The expulsions, which appear to number more than 200 over the past eight months, reflect the haphazard nature with which many of the administration’s most aggressive immigration policies have been introduced. In many cases, they have led to the shuffling of young children between U.S. government agencies and now, between the governments of countries that are not their own. For years now, the Trump administration’s handling of migrant children has left members of families separated for months on end and unable to reach one another.

A report to the courts earlier this month revealed that the parents of 545 such children currently in the United States, some of them separated from their families as long ago as 2017, still have not been located.

Under existing diplomatic agreements and U.S. policies, children from countries other than Mexico are supposed to be put on flights operated by Immigration and Customs Enforcement to their home countries, where they can be reunited with their families.

Rumors of children from other countries being expelled into Mexico have swirled among nonprofit workers advocating for child welfare in Mexico and the United States. But locating any such children has been difficult because of spotty reporting from Mexican government authorities.

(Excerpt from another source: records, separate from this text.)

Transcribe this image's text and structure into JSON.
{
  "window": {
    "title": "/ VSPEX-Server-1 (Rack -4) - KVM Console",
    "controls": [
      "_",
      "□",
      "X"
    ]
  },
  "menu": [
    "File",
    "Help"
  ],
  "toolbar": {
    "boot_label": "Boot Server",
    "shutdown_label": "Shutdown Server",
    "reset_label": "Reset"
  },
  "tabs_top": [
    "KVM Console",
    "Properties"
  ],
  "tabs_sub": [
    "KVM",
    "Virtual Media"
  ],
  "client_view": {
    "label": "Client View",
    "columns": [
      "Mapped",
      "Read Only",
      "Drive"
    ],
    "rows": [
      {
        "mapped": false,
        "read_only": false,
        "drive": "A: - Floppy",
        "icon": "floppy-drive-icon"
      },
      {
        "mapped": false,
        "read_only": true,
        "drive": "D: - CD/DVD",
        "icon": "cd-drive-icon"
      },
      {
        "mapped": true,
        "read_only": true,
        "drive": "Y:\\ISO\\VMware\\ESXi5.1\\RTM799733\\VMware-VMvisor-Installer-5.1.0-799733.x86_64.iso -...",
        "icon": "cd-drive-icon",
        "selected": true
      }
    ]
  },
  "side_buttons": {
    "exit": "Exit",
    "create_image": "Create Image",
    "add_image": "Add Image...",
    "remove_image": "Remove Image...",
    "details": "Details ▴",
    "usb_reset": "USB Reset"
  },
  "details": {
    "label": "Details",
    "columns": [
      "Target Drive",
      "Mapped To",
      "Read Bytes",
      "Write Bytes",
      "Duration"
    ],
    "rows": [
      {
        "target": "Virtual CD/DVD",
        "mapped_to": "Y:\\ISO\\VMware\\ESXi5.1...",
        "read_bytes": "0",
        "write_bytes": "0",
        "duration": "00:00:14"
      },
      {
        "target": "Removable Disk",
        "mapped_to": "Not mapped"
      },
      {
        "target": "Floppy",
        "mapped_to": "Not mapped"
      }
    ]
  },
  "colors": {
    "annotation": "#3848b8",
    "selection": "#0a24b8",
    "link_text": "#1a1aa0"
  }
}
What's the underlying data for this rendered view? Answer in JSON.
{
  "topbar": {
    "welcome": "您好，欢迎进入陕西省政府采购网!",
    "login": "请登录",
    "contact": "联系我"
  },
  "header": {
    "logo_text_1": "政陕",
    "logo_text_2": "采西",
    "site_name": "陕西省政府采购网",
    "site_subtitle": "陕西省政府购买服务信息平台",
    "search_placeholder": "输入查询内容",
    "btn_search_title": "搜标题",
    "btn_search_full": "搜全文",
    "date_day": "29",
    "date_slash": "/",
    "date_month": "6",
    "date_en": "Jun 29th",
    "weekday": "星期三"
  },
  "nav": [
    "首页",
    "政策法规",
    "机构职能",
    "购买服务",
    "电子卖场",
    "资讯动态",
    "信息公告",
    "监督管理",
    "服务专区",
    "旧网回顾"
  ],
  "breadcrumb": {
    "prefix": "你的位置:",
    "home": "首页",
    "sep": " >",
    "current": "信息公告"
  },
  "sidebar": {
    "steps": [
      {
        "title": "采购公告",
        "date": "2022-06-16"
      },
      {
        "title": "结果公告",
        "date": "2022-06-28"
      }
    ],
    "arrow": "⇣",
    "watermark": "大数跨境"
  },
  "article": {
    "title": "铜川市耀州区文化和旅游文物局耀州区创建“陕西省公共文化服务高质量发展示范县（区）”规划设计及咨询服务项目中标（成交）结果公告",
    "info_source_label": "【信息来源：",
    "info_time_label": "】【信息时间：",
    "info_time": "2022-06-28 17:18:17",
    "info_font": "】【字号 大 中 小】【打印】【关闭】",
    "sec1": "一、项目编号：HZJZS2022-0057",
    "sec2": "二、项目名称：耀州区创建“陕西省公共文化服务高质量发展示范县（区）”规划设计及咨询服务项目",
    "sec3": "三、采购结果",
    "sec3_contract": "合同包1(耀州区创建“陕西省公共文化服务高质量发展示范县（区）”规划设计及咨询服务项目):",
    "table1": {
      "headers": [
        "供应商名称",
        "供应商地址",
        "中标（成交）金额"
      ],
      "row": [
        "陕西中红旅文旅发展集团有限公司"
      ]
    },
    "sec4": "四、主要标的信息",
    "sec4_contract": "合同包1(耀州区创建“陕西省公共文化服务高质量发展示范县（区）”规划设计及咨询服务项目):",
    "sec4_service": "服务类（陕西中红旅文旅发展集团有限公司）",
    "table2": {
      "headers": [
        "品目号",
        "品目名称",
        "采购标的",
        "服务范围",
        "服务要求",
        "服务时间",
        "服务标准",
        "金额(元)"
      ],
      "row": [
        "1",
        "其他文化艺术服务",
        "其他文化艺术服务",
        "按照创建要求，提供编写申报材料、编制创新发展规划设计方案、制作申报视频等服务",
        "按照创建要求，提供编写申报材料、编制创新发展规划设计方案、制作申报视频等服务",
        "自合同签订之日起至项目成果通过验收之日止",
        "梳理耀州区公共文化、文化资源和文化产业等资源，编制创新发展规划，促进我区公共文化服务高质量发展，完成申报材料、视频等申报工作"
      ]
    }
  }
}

But an email from the U.S. Border Patrol’s assistant chief, Eduardo Sanchez, obtained by The New York Times, makes it clear that such transfers have not only occurred, but that they are a clear violation of U.S. policy.

“Recently, we have identified several suspected instances where Single Minors (SM) from countries other than Mexico have been expelled via ports of entry rather than referred to ICE Air Operations for expulsion flights,” Mr. Sanchez wrote.